{ Banner Image } Print PDF
Subscribe to Publications


December 1 Deadline for Changes to FLSA White Collar Exemptions Fast Approaching

October 31, 2016

The deadline for employers to implement changes to "white collar" overtime compensation is a month away. Last May, the U.S. Department of Labor issued revised regulations concerning the “white collar” exemptions under the Fair Labor Standards Act (“FLSA”). Those employees who meet the regulatory requirements are not entitled to overtime pay for hours worked over 40 in a work week. Pursuant to DOL regulations, in order to be exempt from the overtime pay requirements, an employee must perform certain management duties and be paid a specified salary. Since 2004 the salary requirement was fixed at $455 per week. However, the recently revised regulations – while not altering the duties requirements – have significantly increased the salary requirement for the white collar exemptions. 

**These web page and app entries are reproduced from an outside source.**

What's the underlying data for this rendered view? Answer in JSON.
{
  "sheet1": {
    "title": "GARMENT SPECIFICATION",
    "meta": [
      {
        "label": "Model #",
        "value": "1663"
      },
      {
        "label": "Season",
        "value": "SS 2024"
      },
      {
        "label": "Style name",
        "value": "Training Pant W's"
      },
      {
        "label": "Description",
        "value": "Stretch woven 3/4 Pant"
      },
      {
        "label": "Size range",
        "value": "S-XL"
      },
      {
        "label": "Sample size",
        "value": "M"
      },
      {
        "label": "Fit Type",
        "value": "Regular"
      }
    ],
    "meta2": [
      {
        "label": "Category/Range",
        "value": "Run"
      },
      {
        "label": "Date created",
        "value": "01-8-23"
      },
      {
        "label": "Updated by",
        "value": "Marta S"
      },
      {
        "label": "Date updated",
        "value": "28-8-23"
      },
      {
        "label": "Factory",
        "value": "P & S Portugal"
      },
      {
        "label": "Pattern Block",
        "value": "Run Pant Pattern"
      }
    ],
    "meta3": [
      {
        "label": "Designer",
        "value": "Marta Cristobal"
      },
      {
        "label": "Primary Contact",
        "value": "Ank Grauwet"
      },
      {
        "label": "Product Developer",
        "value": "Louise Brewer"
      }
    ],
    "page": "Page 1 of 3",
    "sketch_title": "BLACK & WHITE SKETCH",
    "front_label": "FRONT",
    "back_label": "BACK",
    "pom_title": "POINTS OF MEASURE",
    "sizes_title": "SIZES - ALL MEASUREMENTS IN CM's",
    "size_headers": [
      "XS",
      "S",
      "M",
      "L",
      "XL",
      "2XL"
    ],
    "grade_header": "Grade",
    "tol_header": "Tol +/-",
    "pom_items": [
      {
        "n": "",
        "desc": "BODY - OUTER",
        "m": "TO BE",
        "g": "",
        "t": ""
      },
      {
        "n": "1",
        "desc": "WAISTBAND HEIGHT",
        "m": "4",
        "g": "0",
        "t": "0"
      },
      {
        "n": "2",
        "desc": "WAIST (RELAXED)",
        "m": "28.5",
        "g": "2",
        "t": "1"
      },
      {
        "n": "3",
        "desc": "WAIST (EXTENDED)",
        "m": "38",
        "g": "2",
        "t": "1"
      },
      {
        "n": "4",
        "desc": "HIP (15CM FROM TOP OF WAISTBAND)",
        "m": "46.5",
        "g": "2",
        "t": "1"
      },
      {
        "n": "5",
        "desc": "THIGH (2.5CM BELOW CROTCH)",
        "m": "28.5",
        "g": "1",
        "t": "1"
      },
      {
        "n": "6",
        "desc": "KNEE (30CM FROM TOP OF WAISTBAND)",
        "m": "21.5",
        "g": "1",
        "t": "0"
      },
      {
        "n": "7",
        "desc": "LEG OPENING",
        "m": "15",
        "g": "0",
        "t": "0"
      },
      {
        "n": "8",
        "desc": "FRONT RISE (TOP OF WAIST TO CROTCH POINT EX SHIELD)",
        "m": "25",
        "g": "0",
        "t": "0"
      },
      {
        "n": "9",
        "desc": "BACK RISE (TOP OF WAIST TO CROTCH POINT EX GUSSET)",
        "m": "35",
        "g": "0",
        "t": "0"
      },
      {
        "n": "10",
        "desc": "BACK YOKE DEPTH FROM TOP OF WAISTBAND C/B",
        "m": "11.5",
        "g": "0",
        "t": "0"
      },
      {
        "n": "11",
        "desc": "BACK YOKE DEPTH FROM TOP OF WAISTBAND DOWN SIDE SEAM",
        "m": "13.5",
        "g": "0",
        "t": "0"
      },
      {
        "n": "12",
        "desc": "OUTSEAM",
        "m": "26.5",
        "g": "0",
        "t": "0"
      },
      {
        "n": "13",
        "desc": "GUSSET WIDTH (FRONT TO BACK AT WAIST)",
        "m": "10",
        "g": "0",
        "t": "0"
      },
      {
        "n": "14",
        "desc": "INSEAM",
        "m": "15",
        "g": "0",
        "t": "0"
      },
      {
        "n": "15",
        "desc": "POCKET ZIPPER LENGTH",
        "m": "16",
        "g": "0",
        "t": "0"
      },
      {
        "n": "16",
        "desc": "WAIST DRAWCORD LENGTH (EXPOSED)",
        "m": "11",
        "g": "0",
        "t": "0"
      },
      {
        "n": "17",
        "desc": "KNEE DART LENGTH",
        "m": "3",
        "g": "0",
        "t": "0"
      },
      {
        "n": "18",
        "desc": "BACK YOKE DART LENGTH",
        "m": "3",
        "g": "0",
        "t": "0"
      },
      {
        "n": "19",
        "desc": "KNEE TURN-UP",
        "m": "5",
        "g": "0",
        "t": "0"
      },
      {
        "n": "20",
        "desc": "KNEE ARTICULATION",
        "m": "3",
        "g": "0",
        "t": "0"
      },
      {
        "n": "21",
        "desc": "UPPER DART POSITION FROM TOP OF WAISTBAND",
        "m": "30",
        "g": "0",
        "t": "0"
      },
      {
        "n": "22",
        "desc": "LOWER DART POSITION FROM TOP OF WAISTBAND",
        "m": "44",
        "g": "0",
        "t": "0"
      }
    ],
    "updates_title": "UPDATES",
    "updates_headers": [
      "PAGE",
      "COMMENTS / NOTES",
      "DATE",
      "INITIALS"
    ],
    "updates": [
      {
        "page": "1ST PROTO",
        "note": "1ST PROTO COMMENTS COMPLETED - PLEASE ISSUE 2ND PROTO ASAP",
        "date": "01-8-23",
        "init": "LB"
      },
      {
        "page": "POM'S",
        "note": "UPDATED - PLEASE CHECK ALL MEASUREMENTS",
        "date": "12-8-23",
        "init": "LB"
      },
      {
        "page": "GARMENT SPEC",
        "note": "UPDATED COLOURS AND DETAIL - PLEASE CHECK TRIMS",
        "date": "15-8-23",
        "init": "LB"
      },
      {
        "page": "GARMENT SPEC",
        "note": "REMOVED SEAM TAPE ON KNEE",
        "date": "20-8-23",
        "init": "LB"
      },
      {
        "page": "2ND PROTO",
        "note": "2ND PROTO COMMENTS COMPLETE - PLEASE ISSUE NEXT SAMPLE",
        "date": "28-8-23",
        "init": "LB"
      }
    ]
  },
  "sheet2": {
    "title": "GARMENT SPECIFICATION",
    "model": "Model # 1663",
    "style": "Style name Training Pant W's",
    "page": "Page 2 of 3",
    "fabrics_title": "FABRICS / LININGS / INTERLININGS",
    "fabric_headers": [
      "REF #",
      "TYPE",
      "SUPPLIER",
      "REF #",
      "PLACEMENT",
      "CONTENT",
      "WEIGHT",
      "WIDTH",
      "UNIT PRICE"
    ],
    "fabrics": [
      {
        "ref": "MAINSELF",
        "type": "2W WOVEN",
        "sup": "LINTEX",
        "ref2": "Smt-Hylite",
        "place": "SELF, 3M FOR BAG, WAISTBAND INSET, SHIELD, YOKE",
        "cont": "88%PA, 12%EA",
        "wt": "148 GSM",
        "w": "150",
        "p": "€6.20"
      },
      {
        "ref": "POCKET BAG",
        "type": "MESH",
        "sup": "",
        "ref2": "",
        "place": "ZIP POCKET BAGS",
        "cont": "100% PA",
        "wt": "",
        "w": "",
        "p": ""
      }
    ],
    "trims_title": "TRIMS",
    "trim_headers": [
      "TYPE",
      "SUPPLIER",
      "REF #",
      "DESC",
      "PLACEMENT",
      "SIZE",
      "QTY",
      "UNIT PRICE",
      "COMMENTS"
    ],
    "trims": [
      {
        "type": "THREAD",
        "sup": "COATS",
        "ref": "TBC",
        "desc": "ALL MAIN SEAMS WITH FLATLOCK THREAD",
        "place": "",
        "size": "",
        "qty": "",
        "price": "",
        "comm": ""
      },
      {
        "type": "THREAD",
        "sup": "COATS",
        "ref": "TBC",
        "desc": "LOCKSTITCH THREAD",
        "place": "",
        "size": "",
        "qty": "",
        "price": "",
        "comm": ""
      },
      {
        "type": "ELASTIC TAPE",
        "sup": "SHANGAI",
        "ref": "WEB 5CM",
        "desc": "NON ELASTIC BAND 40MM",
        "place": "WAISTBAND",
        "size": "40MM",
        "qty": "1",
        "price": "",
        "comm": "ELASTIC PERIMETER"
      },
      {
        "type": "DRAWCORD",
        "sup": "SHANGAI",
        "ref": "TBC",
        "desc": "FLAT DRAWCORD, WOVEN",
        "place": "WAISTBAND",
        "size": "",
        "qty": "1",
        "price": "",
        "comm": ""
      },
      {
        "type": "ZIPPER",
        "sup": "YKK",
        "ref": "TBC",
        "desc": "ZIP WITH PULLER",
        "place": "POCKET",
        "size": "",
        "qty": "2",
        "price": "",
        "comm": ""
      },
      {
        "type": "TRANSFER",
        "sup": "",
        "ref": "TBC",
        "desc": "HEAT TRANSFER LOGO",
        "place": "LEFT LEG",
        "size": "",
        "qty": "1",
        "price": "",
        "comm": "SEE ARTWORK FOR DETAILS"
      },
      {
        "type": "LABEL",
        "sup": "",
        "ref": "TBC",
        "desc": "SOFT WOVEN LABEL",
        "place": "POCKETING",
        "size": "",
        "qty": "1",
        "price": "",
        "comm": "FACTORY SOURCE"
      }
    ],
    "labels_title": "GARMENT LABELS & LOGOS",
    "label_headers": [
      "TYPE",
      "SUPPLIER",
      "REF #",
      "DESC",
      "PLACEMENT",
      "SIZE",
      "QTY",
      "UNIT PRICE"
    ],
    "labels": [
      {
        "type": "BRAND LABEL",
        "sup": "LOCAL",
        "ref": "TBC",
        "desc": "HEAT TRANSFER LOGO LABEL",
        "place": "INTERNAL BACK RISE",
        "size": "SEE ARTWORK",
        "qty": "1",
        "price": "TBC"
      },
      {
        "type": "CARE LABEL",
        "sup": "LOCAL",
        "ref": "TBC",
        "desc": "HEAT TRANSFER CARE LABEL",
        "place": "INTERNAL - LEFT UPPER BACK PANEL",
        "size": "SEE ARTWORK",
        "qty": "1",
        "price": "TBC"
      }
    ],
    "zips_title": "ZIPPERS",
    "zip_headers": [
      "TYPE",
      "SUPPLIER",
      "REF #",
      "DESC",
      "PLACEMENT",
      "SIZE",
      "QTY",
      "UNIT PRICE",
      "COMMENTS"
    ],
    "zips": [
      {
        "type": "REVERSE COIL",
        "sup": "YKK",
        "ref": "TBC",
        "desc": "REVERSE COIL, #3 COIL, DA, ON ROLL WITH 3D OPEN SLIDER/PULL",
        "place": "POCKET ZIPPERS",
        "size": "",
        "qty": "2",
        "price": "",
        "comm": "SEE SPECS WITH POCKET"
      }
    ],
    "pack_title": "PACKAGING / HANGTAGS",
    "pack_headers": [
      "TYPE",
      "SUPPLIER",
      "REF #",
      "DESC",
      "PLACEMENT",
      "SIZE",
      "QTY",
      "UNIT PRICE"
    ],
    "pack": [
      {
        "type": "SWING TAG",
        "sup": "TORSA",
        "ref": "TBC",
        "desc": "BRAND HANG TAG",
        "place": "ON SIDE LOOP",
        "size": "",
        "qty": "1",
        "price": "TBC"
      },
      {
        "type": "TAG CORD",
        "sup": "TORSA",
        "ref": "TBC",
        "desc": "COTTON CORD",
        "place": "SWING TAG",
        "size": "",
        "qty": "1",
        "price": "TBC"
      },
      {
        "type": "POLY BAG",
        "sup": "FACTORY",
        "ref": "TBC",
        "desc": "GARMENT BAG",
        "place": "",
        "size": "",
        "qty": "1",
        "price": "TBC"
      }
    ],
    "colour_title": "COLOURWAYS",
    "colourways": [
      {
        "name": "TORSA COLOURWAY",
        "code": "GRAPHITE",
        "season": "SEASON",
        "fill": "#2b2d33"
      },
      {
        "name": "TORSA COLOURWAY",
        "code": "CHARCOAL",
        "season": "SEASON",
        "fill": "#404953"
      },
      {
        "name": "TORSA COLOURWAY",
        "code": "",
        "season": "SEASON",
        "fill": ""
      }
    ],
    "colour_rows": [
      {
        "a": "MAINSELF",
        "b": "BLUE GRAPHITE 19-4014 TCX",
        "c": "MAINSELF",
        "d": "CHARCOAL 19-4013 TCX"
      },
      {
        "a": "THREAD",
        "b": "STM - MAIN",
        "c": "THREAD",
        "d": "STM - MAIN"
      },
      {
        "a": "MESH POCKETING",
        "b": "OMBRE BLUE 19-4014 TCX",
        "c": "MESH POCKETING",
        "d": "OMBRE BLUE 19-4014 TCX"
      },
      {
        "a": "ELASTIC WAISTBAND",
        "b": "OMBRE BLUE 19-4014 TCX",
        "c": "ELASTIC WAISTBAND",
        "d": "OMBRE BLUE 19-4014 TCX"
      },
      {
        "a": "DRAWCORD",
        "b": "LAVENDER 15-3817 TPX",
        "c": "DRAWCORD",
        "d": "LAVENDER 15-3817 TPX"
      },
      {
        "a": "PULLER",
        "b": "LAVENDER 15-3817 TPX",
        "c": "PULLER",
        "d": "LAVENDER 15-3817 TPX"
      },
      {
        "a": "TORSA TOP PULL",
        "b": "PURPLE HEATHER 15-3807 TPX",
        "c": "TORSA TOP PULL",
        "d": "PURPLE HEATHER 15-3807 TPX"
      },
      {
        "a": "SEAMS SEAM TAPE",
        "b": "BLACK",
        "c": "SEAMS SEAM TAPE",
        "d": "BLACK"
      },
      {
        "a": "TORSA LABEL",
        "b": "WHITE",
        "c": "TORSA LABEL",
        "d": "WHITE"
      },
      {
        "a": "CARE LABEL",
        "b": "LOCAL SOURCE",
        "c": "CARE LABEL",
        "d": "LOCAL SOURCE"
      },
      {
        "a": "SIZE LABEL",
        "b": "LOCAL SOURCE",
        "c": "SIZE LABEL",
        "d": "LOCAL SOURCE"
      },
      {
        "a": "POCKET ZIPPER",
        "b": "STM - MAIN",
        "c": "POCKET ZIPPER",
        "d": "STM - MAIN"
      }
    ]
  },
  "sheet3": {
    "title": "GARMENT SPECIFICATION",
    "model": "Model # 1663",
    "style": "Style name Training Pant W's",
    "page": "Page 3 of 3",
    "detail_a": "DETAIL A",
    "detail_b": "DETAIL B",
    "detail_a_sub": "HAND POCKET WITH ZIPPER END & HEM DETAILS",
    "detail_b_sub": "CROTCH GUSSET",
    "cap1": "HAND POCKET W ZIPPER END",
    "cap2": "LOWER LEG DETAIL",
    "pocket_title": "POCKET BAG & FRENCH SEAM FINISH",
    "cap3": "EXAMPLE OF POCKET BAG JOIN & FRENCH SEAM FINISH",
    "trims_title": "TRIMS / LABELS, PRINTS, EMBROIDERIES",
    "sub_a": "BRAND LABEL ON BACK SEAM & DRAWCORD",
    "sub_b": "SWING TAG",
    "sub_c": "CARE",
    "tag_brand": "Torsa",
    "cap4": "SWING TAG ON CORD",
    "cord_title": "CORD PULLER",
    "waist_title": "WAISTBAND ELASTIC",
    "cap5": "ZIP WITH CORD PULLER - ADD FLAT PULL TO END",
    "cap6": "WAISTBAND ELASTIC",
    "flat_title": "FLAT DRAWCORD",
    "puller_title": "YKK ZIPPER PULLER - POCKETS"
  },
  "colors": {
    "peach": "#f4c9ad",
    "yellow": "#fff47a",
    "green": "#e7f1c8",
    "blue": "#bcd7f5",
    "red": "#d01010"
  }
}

As noted in the Firm’s May 18, 2016, E-Alert, exempt employees must now be paid a minimum weekly salary of $913 in order for them to remain exempt.  The deadline for meeting this increased salary requirement is fast approaching: December 1, 2016. Thus, employers have roughly 30 days to identify those employees whom they wish to continue to treat as exempt and – where necessary – increase their salary to $913 per week. Given this dramatic increase in the salary requirement, employers may wish to discontinue treating some, or all, of their current exempt employees as exempt. The fact is, for some employers it may not be financially possible to increase the salaries of all of the employees they currently treat as exempt.

In light of this significant change, it may be appropriate for employers to review the duties being performed by their currently exempt employees to determine if they still meet the duties test for FLSA exempt status.  Naturally, if they do not, it would pointless to increase their salaries as they would still be nonexempt and eligible for overtime. In assessing the extent to which those employees, who are currently being treated as exempt, are actually performing exempt duties which would justify the DOL-mandated increase in salary, Miller Canfield can provide assistance.

Michael A. Alaimo
Michael A. Alaimo